Every record below must be returned word for word, with the pictures left out.

(Interface dataset entries)
--

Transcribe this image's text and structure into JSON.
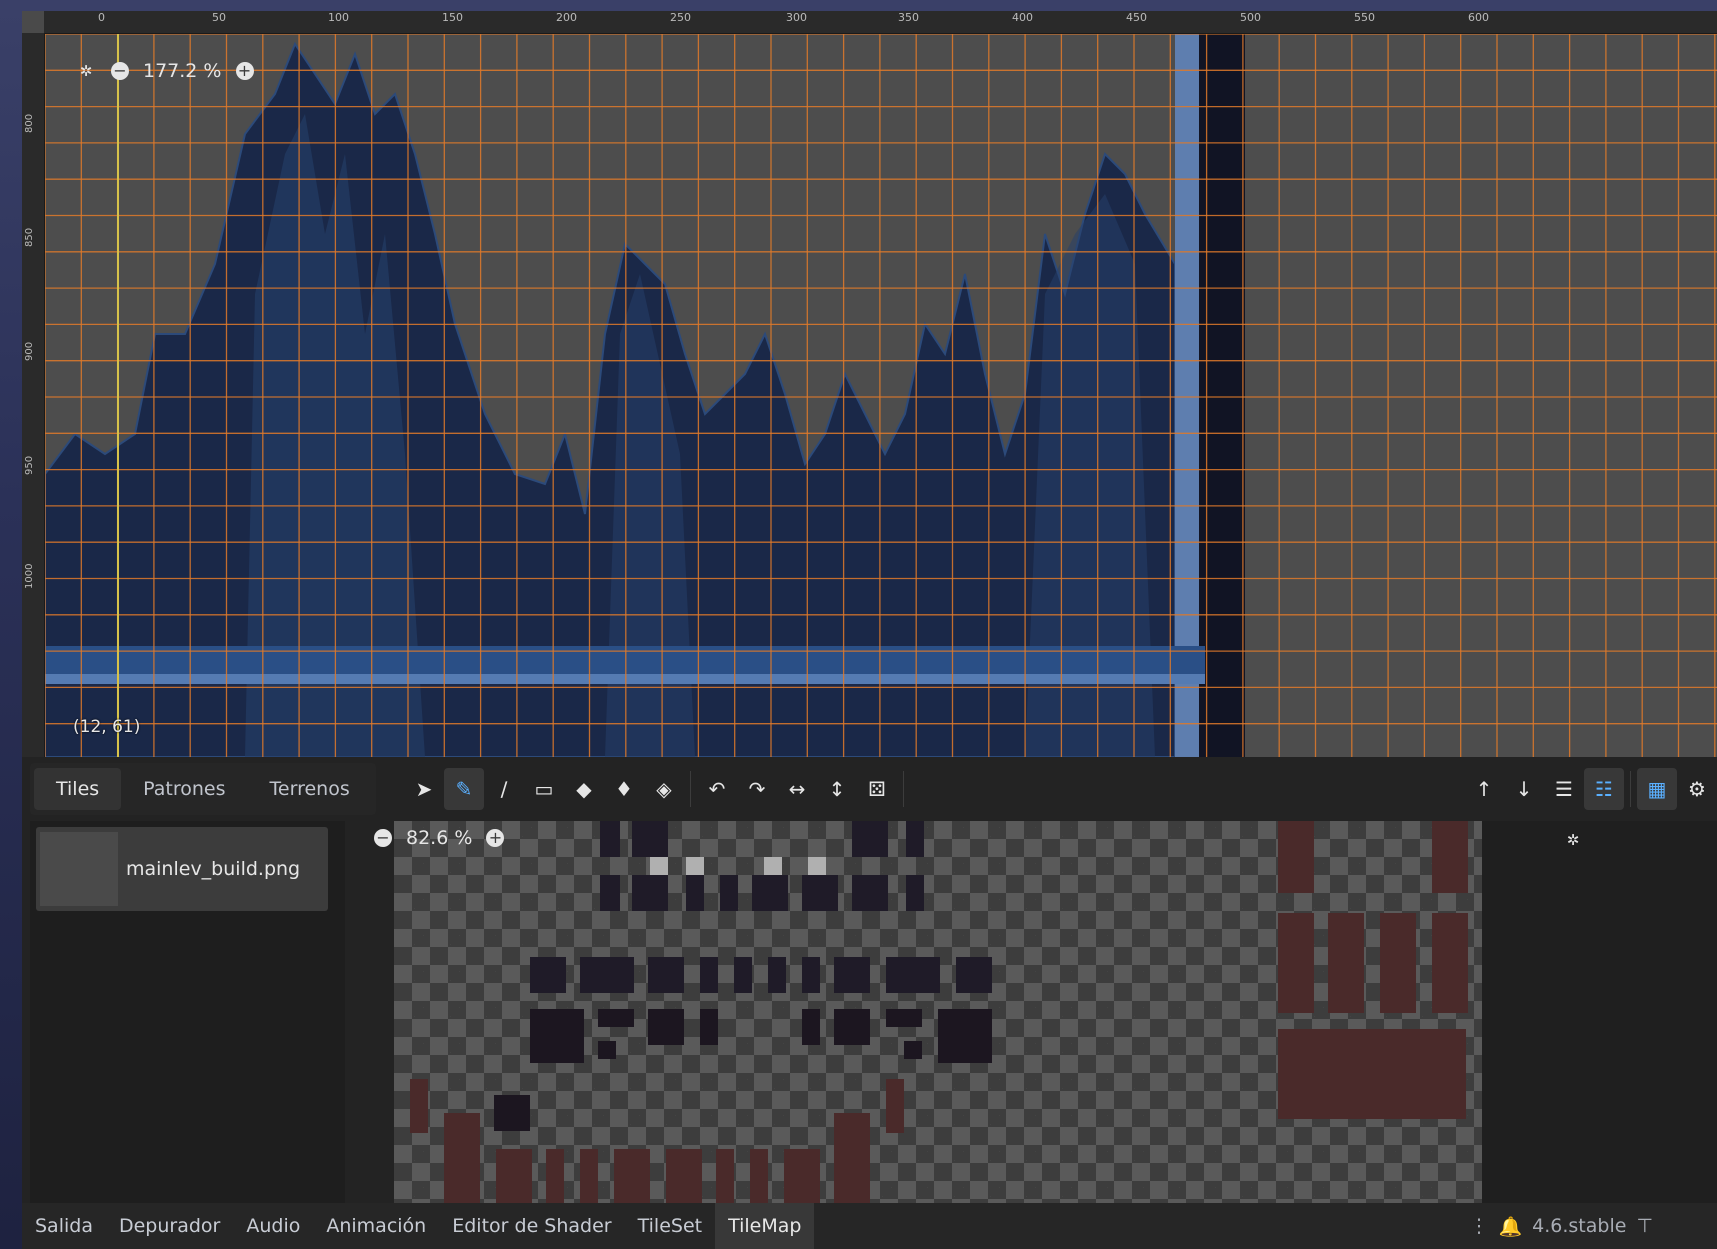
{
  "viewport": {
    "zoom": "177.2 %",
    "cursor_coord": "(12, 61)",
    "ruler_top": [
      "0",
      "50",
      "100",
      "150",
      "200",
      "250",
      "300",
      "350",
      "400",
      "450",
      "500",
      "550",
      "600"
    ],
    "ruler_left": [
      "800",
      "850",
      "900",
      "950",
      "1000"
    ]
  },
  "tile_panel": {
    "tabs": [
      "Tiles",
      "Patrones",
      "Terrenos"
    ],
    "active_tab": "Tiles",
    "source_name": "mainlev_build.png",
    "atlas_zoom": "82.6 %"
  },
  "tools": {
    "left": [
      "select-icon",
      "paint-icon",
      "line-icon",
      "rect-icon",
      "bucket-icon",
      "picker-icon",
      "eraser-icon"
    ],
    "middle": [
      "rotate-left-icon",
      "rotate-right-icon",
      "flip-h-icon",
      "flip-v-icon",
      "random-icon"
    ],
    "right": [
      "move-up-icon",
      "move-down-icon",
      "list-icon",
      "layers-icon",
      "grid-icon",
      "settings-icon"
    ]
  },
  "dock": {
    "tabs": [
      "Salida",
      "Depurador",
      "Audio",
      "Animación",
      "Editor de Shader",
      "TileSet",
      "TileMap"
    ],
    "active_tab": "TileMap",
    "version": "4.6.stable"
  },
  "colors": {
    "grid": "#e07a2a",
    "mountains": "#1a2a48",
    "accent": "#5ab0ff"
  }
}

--

- **Reply**:
Transcribe this image's text and structure into JSON.
{
  "viewport": {
    "zoom": "177.2 %",
    "cursor_coord": "(12, 61)",
    "ruler_top": [
      "0",
      "50",
      "100",
      "150",
      "200",
      "250",
      "300",
      "350",
      "400",
      "450",
      "500",
      "550",
      "600"
    ],
    "ruler_left": [
      "800",
      "850",
      "900",
      "950",
      "1000"
    ]
  },
  "tile_panel": {
    "tabs": [
      "Tiles",
      "Patrones",
      "Terrenos"
    ],
    "active_tab": "Tiles",
    "source_name": "mainlev_build.png",
    "atlas_zoom": "82.6 %"
  },
  "tools": {
    "left": [
      "select-icon",
      "paint-icon",
      "line-icon",
      "rect-icon",
      "bucket-icon",
      "picker-icon",
      "eraser-icon"
    ],
    "middle": [
      "rotate-left-icon",
      "rotate-right-icon",
      "flip-h-icon",
      "flip-v-icon",
      "random-icon"
    ],
    "right": [
      "move-up-icon",
      "move-down-icon",
      "list-icon",
      "layers-icon",
      "grid-icon",
      "settings-icon"
    ]
  },
  "dock": {
    "tabs": [
      "Salida",
      "Depurador",
      "Audio",
      "Animación",
      "Editor de Shader",
      "TileSet",
      "TileMap"
    ],
    "active_tab": "TileMap",
    "version": "4.6.stable"
  },
  "colors": {
    "grid": "#e07a2a",
    "mountains": "#1a2a48",
    "accent": "#5ab0ff"
  }
}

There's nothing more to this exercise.